“Revision Of Toronto Housing Forecast Due To Tanking Market But Prices Are Still Going Up”
Toronto’s real estate market may be in a months-long slump thanks to prohibitive interest rates, but despite a serious plunge in the number of sales, prices haven’t been following suit — and some stakeholders are saying they are due to actually increase by the end of the year.
The experts at Royal LePage have amended their earlier prediction for the direction the market will go as we head into winter in light of perpetually low sales volumes each month, but still anticipate the average price of a home in the GTA will rise 9 per cent from what it was at the same time last year (versus the 11 per cent they had forecasted earlier).

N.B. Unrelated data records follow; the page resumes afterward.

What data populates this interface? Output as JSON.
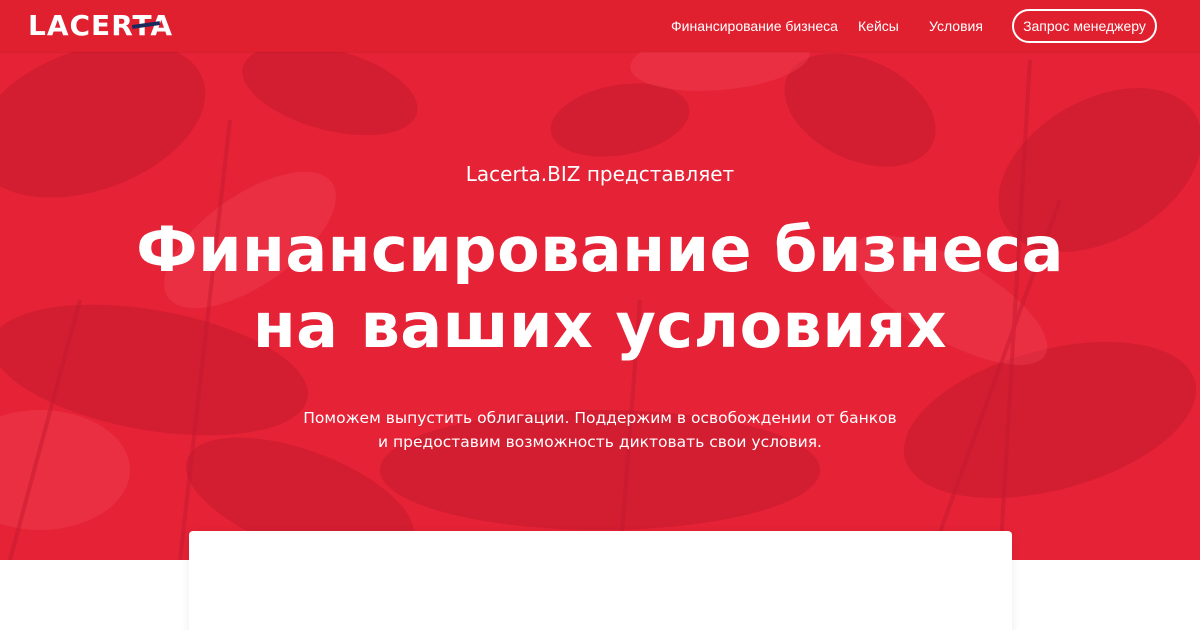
{
  "brand": {
    "logo_text": "LACERTA",
    "accent": "#e52236",
    "navy": "#1b2a5c"
  },
  "nav": {
    "items": [
      {
        "label": "Финансирование бизнеса"
      },
      {
        "label": "Кейсы"
      },
      {
        "label": "Условия"
      }
    ],
    "cta_label": "Запрос менеджеру"
  },
  "hero": {
    "eyebrow": "Lacerta.BIZ представляет",
    "headline_line1": "Финансирование бизнеса",
    "headline_line2": "на ваших условиях",
    "sub_line1": "Поможем выпустить облигации. Поддержим в освобождении от банков",
    "sub_line2": "и предоставим возможность диктовать свои условия."
  },
  "card": {
    "heading_partial": ""
  }
}
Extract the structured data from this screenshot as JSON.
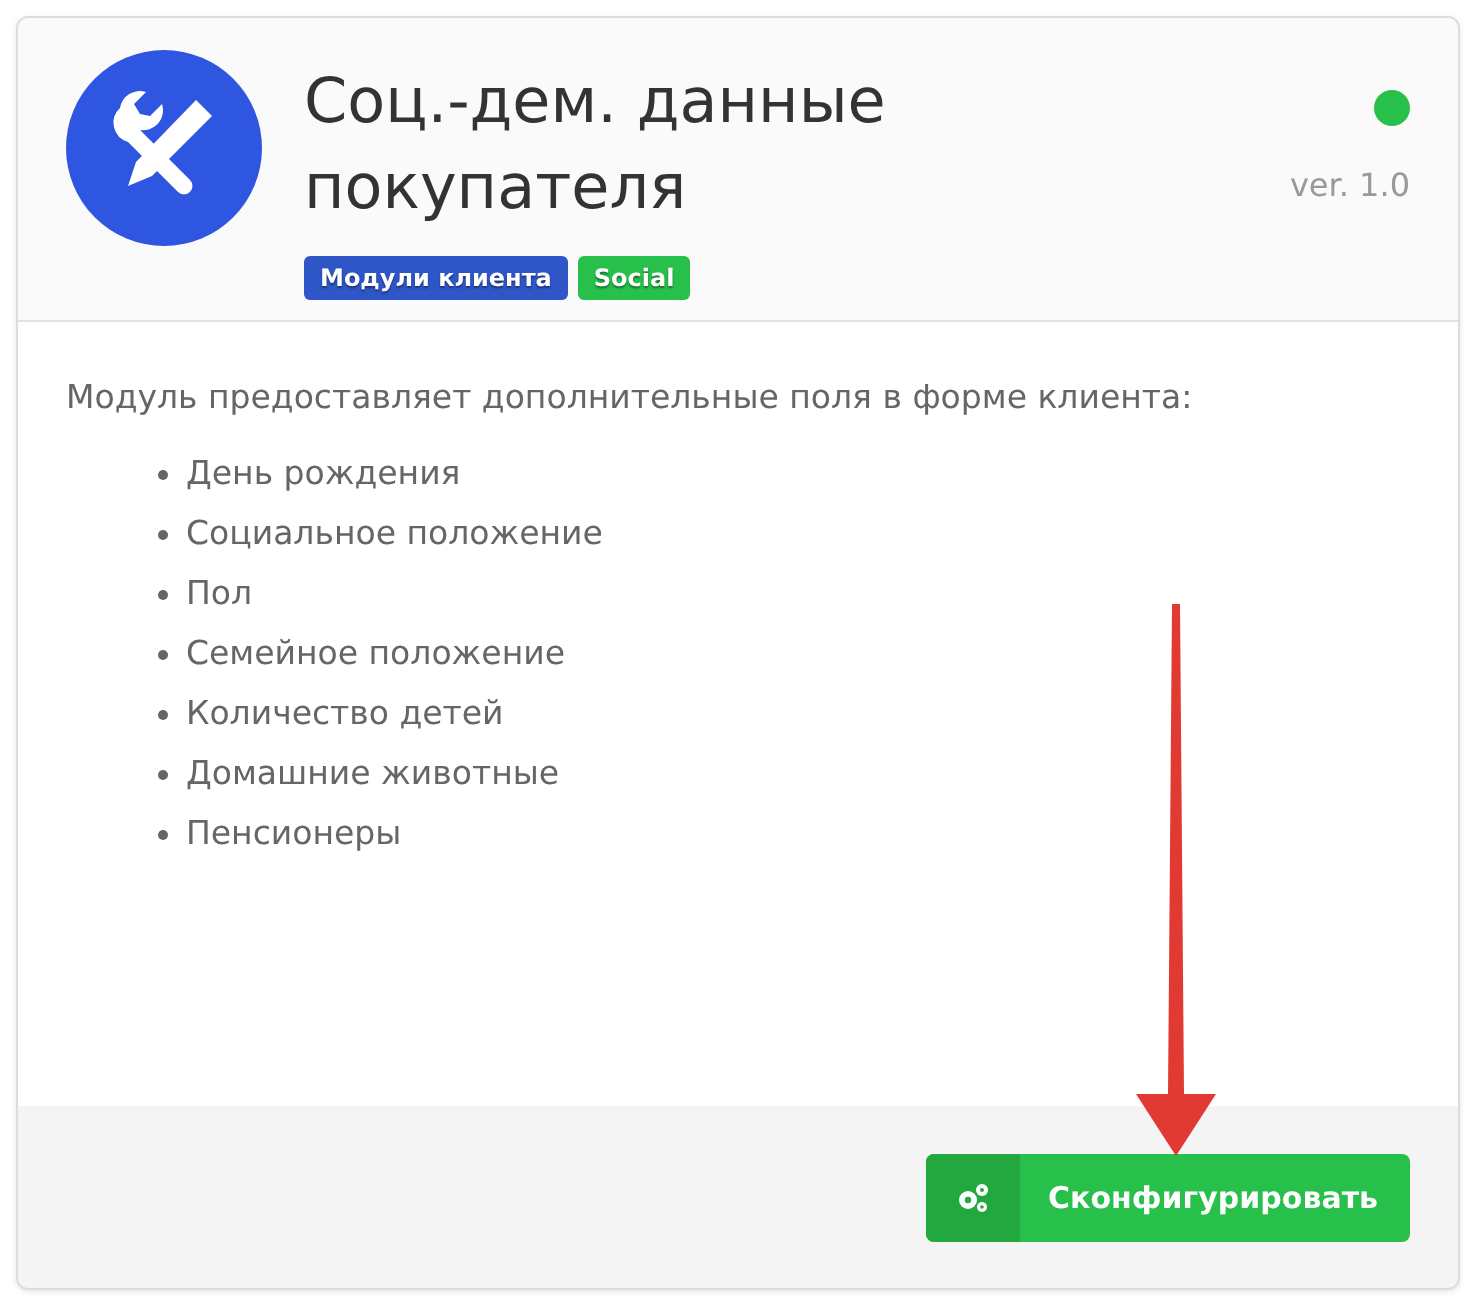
{
  "module": {
    "title": "Соц.-дем. данные покупателя",
    "enabled": true,
    "version": "ver. 1.0",
    "tags": [
      {
        "label": "Модули клиента",
        "color": "#2e56c6"
      },
      {
        "label": "Social",
        "color": "#27c04a"
      }
    ]
  },
  "description": "Модуль предоставляет дополнительные поля в форме клиента:",
  "fields": [
    "День рождения",
    "Социальное положение",
    "Пол",
    "Семейное положение",
    "Количество детей",
    "Домашние животные",
    "Пенсионеры"
  ],
  "configure_button": {
    "label": "Сконфигурировать"
  }
}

This figure is based on the fact that prices in the region were up 4.5 per cent in the third quarter of this year compared with the third quarter of 2022, hitting $1,147,400 — an amount that was notably 2.8 per cent lower than what the typical home was selling for in the previous quarter of the year.
If the realty firm is correct, prices in the Toronto area will surge up to around $1,164,665, which marks the second-largest jump for any of the Canadian locales surveyed.
Only Calgary is set to see its average home price accelerate more — by 9.5 per cent instead of 9, but to a much lower $656,015.
Out of the cities included in this latest report, Regina is set to stay the cheapest place in which to purchase a home, with a projected price of $373,984, on average, by year’s end. Next is Winnipeg at $389,880, Edmonton at $439,913 and Halifax at $501,830.
Greater Vancouver is, as usual, the most expensive, with prices expected to climb to $1,293,523 by Q4 2023, followed by Toronto at the aforementioned $1,164,665, Ottawa at $770,293 and Calgary at $656,015.
“The aggregate price of a home in Canada increased 3.6 per cent year over year to $802,900 in the third quarter of 2023. On a quarter-over-quarter basis, however, the price decreased by 0.8 per cent, indicating that while many Canadians have adjusted to the increased cost of borrowing, elevated interest rates continue to impact activity in markets across the country,” the release reads.
“While trading volumes in most regions remain sluggish, Canada’s housing market is on solid footing, with pent-up demand building. We don’t anticipate a material change in property prices through the remainder of the year.”
Royal LePage’s team adds that even with more listings available, housing stock is still “well below the level needed to keep a lid on property price increases” across Canada.
“Rent In Toronto Has Become More Affordable”
You’d be hard-pressed to find a renter in Toronto who isn’t paying a preposterous amount for what they’re getting — and devoting all of their income to keeping a roof over their head in the process — but one new study says that despite prices continuously pushing to new heights, renting in Toronto is actually more affordable now than a few years ago.
The report, from Online Mortgage Advisor, compared average monthly rent bills in cities across the globe in 2022 to the same figures from 2018, then did the same for the average salaries of residents.
The findings, released last week, indicate that while the typical tenant in Toronto was allocating 45.51 per cent of their income to housing last year, things were actually worse in 2018, when they would have been handing over around 57.26 per cent of their earnings for rent alone.
This change over four years marks “the biggest positive change in rental affordability in Canada, as well as the biggest in North America” versus other major cities, the firm writes.
But there’s no doubt most who live here would scoff at the assertion.
Given the unprecedented inflationary environment Canadians have been struggling through for many months now, it would be interesting to see how annual stats for 2023 would measure up to analysis.
While these more amplified pressures began in 2021 and peaked to the most accelerated rate of inflation in many decades in mid-2022, rent in particular was 6.5 per cent higher in August 2023 than it was in the same month of 2022, and is now a top cause of our sky-high Consumer Price Index even though headline inflation has eased somewhat.
Add to this the fact that the cost of other necessities have risen to untenable levels — grocery bills, for example, were up 8 per cent year-over-year in August — and it seems doubtful that the cost of living is any more affordable for the average citizen, even if the average rent price in Toronto technically is compared to the average income.
Other interesting takeaways from the report include that 45.5 per cent of cities became less affordable to rent over the years studied, and that Toronto came in eighth in North America for increase in affordability for purchasing property (the average local’s wages could afford them a hilarious four square metres of property in 2019, and 4.6 in 2022).
Also, Moncton, New Brunswick had the most drastic reduction in affordability in Canada by the metric employed, with locals having to put 36 per cent of their paycheque toward rent in 2022, but only 25 per cent in 2018 — numbers that are, of course, nothing compared to Toronto.